By Dennis Abrams
Writing for dw.de, Holger Hermann notes the “enormous interest in Western literature in Asia — namely, in Taiwan, where 25 percent of the nearly 40,000 new books published each year are translation. And, while “most of them are from English . . . books translated from German are on the rise.”
Hermann quotes translator Wei Tang, who sees the openness towards cultures and languages in Taiwan as “self-evident.” “We are living on a small island, that’s why we are interested in what’s happening in the whole world.
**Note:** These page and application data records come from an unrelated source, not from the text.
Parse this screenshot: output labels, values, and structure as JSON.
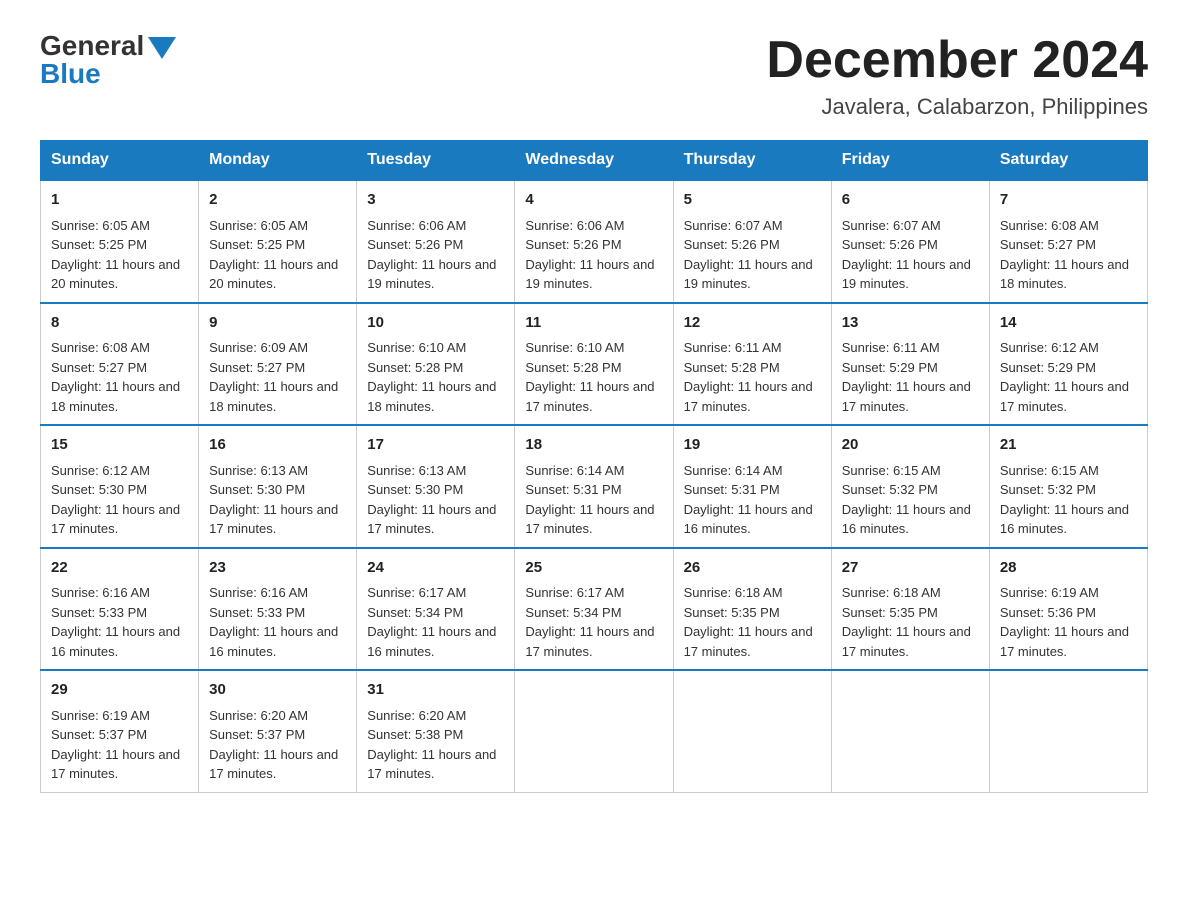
{
  "header": {
    "logo_general": "General",
    "logo_blue": "Blue",
    "month_title": "December 2024",
    "subtitle": "Javalera, Calabarzon, Philippines"
  },
  "days_of_week": [
    "Sunday",
    "Monday",
    "Tuesday",
    "Wednesday",
    "Thursday",
    "Friday",
    "Saturday"
  ],
  "weeks": [
    [
      {
        "day": "1",
        "sunrise": "6:05 AM",
        "sunset": "5:25 PM",
        "daylight": "11 hours and 20 minutes."
      },
      {
        "day": "2",
        "sunrise": "6:05 AM",
        "sunset": "5:25 PM",
        "daylight": "11 hours and 20 minutes."
      },
      {
        "day": "3",
        "sunrise": "6:06 AM",
        "sunset": "5:26 PM",
        "daylight": "11 hours and 19 minutes."
      },
      {
        "day": "4",
        "sunrise": "6:06 AM",
        "sunset": "5:26 PM",
        "daylight": "11 hours and 19 minutes."
      },
      {
        "day": "5",
        "sunrise": "6:07 AM",
        "sunset": "5:26 PM",
        "daylight": "11 hours and 19 minutes."
      },
      {
        "day": "6",
        "sunrise": "6:07 AM",
        "sunset": "5:26 PM",
        "daylight": "11 hours and 19 minutes."
      },
      {
        "day": "7",
        "sunrise": "6:08 AM",
        "sunset": "5:27 PM",
        "daylight": "11 hours and 18 minutes."
      }
    ],
    [
      {
        "day": "8",
        "sunrise": "6:08 AM",
        "sunset": "5:27 PM",
        "daylight": "11 hours and 18 minutes."
      },
      {
        "day": "9",
        "sunrise": "6:09 AM",
        "sunset": "5:27 PM",
        "daylight": "11 hours and 18 minutes."
      },
      {
        "day": "10",
        "sunrise": "6:10 AM",
        "sunset": "5:28 PM",
        "daylight": "11 hours and 18 minutes."
      },
      {
        "day": "11",
        "sunrise": "6:10 AM",
        "sunset": "5:28 PM",
        "daylight": "11 hours and 17 minutes."
      },
      {
        "day": "12",
        "sunrise": "6:11 AM",
        "sunset": "5:28 PM",
        "daylight": "11 hours and 17 minutes."
      },
      {
        "day": "13",
        "sunrise": "6:11 AM",
        "sunset": "5:29 PM",
        "daylight": "11 hours and 17 minutes."
      },
      {
        "day": "14",
        "sunrise": "6:12 AM",
        "sunset": "5:29 PM",
        "daylight": "11 hours and 17 minutes."
      }
    ],
    [
      {
        "day": "15",
        "sunrise": "6:12 AM",
        "sunset": "5:30 PM",
        "daylight": "11 hours and 17 minutes."
      },
      {
        "day": "16",
        "sunrise": "6:13 AM",
        "sunset": "5:30 PM",
        "daylight": "11 hours and 17 minutes."
      },
      {
        "day": "17",
        "sunrise": "6:13 AM",
        "sunset": "5:30 PM",
        "daylight": "11 hours and 17 minutes."
      },
      {
        "day": "18",
        "sunrise": "6:14 AM",
        "sunset": "5:31 PM",
        "daylight": "11 hours and 17 minutes."
      },
      {
        "day": "19",
        "sunrise": "6:14 AM",
        "sunset": "5:31 PM",
        "daylight": "11 hours and 16 minutes."
      },
      {
        "day": "20",
        "sunrise": "6:15 AM",
        "sunset": "5:32 PM",
        "daylight": "11 hours and 16 minutes."
      },
      {
        "day": "21",
        "sunrise": "6:15 AM",
        "sunset": "5:32 PM",
        "daylight": "11 hours and 16 minutes."
      }
    ],
    [
      {
        "day": "22",
        "sunrise": "6:16 AM",
        "sunset": "5:33 PM",
        "daylight": "11 hours and 16 minutes."
      },
      {
        "day": "23",
        "sunrise": "6:16 AM",
        "sunset": "5:33 PM",
        "daylight": "11 hours and 16 minutes."
      },
      {
        "day": "24",
        "sunrise": "6:17 AM",
        "sunset": "5:34 PM",
        "daylight": "11 hours and 16 minutes."
      },
      {
        "day": "25",
        "sunrise": "6:17 AM",
        "sunset": "5:34 PM",
        "daylight": "11 hours and 17 minutes."
      },
      {
        "day": "26",
        "sunrise": "6:18 AM",
        "sunset": "5:35 PM",
        "daylight": "11 hours and 17 minutes."
      },
      {
        "day": "27",
        "sunrise": "6:18 AM",
        "sunset": "5:35 PM",
        "daylight": "11 hours and 17 minutes."
      },
      {
        "day": "28",
        "sunrise": "6:19 AM",
        "sunset": "5:36 PM",
        "daylight": "11 hours and 17 minutes."
      }
    ],
    [
      {
        "day": "29",
        "sunrise": "6:19 AM",
        "sunset": "5:37 PM",
        "daylight": "11 hours and 17 minutes."
      },
      {
        "day": "30",
        "sunrise": "6:20 AM",
        "sunset": "5:37 PM",
        "daylight": "11 hours and 17 minutes."
      },
      {
        "day": "31",
        "sunrise": "6:20 AM",
        "sunset": "5:38 PM",
        "daylight": "11 hours and 17 minutes."
      },
      null,
      null,
      null,
      null
    ]
  ]
}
There is a yearning for everything that’s foreign.”
The article reports that Tang is one of the “most significant mediators of German literature in Taiwan, traveling back and forth between Berlin and Taipei: raising interest in Taiwanese literature in Germany (where she accompanied Taiwanese writers to the Literary Colloquium Berlin and the Leipzig Book Fair), and raising awareness of German literature in Taiwan – a decidedly easier task.
There are several publishing houses in Taiwan that have had success with German literature – Frank Schätzing’s Der Schwarm (The Swarm) and Ferdinand von Schirach’s short story collection Verbrechen (“Crimes”) have become bestsellers.
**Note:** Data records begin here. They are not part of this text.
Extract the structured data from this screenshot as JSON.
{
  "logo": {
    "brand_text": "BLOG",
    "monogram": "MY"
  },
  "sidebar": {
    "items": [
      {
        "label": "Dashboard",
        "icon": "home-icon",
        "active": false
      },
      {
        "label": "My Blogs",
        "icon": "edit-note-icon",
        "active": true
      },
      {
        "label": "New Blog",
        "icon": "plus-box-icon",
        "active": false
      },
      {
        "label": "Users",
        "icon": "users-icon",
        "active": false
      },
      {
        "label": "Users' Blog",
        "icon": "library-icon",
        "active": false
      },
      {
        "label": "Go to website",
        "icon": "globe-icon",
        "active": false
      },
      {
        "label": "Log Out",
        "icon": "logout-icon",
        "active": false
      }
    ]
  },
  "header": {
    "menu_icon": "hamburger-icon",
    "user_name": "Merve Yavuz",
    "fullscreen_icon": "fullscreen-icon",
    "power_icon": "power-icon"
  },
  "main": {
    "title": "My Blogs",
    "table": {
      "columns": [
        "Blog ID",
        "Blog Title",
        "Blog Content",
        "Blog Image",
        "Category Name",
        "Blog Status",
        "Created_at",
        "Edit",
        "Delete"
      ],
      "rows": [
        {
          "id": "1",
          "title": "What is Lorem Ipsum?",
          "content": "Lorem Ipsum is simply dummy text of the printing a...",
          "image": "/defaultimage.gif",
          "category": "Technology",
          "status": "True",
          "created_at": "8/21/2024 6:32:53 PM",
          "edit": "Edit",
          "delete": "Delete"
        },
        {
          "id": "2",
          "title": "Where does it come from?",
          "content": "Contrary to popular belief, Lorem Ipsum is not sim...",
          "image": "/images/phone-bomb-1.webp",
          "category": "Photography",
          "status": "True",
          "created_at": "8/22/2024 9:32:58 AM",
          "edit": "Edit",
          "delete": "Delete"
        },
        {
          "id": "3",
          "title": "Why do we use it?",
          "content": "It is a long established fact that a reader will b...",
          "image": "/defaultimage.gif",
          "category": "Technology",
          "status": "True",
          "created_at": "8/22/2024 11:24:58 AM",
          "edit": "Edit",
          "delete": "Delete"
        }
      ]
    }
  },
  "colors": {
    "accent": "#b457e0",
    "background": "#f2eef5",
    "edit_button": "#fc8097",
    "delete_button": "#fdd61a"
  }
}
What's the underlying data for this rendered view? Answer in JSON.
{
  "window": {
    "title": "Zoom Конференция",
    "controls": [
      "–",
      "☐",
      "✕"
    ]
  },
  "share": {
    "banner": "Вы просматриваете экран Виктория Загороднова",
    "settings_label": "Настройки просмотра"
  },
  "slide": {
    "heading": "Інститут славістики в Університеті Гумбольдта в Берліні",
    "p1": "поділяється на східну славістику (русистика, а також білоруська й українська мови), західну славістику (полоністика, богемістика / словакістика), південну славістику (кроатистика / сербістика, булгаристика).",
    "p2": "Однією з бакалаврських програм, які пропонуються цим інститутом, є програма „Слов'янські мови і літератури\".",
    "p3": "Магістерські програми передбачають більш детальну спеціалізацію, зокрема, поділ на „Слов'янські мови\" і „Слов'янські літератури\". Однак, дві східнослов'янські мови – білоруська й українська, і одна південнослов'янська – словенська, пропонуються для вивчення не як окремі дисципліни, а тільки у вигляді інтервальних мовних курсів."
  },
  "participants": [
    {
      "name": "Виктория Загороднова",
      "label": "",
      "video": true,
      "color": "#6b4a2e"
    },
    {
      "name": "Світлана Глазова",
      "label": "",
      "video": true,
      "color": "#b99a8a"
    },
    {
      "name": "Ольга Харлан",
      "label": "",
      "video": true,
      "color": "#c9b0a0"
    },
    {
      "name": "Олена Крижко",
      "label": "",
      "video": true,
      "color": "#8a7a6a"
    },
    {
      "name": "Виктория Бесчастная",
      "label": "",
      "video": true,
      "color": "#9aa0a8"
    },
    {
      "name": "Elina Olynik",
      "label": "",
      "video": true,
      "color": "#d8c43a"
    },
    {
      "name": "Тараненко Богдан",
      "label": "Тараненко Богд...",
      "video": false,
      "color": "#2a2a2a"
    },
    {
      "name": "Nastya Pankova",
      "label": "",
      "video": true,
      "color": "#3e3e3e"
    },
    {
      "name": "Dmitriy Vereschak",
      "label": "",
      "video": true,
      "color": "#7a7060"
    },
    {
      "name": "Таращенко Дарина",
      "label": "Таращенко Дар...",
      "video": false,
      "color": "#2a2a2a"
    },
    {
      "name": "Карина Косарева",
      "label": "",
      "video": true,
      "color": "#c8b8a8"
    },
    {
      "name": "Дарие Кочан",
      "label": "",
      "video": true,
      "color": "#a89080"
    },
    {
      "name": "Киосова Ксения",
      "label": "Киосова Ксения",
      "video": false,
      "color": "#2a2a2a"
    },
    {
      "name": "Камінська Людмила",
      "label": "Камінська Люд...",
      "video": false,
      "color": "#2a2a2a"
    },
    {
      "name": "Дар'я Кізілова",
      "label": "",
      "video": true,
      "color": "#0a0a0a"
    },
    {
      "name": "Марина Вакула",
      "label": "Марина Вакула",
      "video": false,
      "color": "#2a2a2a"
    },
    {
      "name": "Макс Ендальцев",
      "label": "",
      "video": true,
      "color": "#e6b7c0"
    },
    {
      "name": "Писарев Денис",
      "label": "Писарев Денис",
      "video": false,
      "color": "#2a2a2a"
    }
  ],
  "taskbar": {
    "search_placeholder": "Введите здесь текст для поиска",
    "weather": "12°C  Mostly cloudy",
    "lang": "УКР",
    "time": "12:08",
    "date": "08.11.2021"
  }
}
Rex How, editor of Locus Publishing, told Hermann that, “In most countries, books written by native authors sell better than those translated from foreign languages. But in Taiwan, the reverse holds true.”
Business Weekly is the main publisher for German translations, including books by Daniel Kehlmann, Arno Geiger, and Elfriede Jelinek. Chief editor Feng Yi Cheng, attributes “growing linguistic competence” for the growing number of translations being published:
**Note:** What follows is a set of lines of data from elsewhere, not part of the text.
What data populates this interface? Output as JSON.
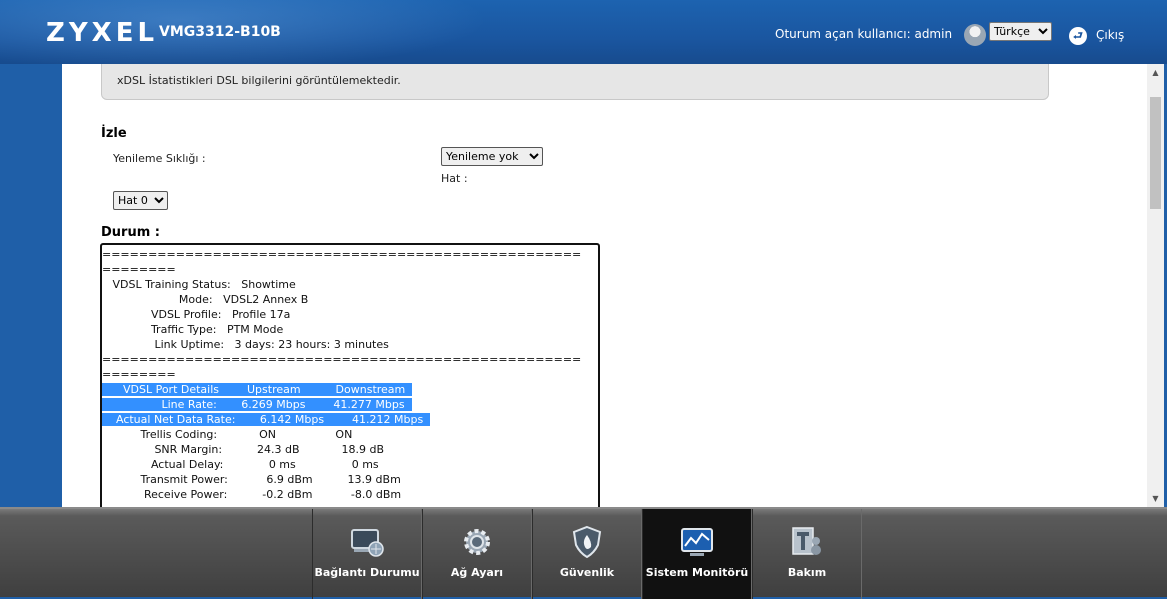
{
  "header": {
    "brand": "ZYXEL",
    "model": "VMG3312-B10B",
    "login_text": "Oturum açan kullanıcı: admin",
    "language": "Türkçe",
    "logout": "Çıkış"
  },
  "info": {
    "message": "xDSL İstatistikleri DSL bilgilerini görüntülemektedir."
  },
  "monitor": {
    "title": "İzle",
    "refresh_label": "Yenileme Sıklığı :",
    "refresh_value": "Yenileme yok",
    "line_label": "Hat :",
    "line_value": "Hat 0"
  },
  "status": {
    "title": "Durum :",
    "lines": [
      "====================================================",
      "========",
      "   VDSL Training Status:   Showtime",
      "                      Mode:   VDSL2 Annex B",
      "              VDSL Profile:   Profile 17a",
      "              Traffic Type:   PTM Mode",
      "               Link Uptime:   3 days: 23 hours: 3 minutes",
      "====================================================",
      "========"
    ],
    "highlight_lines": [
      "      VDSL Port Details        Upstream          Downstream  ",
      "                 Line Rate:       6.269 Mbps        41.277 Mbps  ",
      "    Actual Net Data Rate:       6.142 Mbps        41.212 Mbps  "
    ],
    "rest_lines": [
      "           Trellis Coding:            ON                 ON",
      "               SNR Margin:          24.3 dB            18.9 dB",
      "              Actual Delay:             0 ms                0 ms",
      "           Transmit Power:           6.9 dBm          13.9 dBm",
      "            Receive Power:          -0.2 dBm           -8.0 dBm"
    ]
  },
  "nav": {
    "items": [
      {
        "label": "Bağlantı Durumu",
        "icon": "connection-status-icon"
      },
      {
        "label": "Ağ Ayarı",
        "icon": "network-settings-icon"
      },
      {
        "label": "Güvenlik",
        "icon": "security-icon"
      },
      {
        "label": "Sistem Monitörü",
        "icon": "system-monitor-icon"
      },
      {
        "label": "Bakım",
        "icon": "maintenance-icon"
      }
    ],
    "active_index": 3
  },
  "colors": {
    "header_blue": "#1a56a0",
    "selection_blue": "#3390ff",
    "nav_active": "#111111"
  }
}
“When I started out at Business Weekly 15 years ago, we published a translation from Germany only once every two years. By now, we publish three to five such works every year. Whereas we had only two German speaking editors before, we now have four.”